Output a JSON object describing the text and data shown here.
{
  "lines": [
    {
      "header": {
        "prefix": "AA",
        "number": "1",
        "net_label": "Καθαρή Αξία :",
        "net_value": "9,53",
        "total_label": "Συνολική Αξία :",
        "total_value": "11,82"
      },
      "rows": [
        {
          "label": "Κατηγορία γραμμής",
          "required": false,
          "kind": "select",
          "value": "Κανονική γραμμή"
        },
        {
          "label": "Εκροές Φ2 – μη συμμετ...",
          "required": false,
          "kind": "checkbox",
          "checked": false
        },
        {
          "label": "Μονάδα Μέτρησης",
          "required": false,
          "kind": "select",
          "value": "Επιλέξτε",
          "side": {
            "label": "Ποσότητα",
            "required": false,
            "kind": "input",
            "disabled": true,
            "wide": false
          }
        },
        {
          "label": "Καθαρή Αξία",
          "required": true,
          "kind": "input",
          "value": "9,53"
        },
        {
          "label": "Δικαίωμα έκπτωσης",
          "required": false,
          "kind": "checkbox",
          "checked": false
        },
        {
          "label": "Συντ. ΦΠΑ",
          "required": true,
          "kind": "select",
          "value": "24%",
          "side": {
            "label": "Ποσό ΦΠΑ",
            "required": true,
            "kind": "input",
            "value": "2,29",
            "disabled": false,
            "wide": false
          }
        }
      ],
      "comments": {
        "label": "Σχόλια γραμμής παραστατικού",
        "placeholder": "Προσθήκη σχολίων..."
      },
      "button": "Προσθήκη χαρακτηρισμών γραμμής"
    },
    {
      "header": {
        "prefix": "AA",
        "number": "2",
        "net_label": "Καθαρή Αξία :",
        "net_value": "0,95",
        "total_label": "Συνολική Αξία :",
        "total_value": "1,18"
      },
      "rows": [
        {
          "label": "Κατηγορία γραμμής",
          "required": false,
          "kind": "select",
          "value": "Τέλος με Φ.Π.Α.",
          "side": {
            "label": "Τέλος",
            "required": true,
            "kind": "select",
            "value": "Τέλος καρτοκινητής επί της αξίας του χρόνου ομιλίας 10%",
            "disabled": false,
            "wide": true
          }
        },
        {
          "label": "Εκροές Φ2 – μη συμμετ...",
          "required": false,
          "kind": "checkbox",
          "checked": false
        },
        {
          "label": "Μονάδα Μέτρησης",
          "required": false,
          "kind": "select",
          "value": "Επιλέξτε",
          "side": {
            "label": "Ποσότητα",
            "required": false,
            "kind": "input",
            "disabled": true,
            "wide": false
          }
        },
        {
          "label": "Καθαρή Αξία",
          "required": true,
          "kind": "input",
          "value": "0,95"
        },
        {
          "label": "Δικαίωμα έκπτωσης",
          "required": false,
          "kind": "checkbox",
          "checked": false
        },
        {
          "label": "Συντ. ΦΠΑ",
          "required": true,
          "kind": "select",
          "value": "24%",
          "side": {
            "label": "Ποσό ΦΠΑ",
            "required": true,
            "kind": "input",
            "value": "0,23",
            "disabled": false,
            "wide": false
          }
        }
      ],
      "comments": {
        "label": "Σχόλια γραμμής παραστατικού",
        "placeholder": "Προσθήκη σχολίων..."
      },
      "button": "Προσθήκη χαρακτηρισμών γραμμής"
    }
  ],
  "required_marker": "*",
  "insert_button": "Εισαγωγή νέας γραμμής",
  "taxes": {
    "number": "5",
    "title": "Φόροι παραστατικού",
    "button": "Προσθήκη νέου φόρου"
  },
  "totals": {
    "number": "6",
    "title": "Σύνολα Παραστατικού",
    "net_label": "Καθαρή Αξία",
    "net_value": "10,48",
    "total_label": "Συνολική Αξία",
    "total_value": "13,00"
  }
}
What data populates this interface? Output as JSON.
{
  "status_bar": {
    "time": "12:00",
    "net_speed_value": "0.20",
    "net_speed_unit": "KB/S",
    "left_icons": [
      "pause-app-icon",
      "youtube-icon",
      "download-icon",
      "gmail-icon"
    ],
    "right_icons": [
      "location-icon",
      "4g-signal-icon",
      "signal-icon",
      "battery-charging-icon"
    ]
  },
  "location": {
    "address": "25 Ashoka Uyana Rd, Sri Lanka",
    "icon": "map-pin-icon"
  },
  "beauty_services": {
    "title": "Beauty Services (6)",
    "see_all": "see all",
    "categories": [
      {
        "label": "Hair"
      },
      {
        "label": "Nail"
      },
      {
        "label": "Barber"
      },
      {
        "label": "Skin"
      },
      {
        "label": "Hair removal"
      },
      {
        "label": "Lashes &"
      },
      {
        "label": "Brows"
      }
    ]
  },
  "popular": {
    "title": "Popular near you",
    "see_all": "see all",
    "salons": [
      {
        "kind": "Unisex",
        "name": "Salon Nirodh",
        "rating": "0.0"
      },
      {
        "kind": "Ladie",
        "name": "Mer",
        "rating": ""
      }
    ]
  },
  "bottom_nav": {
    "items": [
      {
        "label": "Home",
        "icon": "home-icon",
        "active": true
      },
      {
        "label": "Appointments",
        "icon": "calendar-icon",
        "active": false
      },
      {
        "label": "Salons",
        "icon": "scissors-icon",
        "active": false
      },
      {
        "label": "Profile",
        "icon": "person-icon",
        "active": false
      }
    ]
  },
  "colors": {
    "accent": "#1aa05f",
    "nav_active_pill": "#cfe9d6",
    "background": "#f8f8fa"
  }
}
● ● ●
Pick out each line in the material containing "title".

RESPONSE BELOW =
    "title": "Φόροι παραστατικού",
    "title": "Σύνολα Παραστατικού",
    "title": "Beauty Services (6)",
    "title": "Popular near you",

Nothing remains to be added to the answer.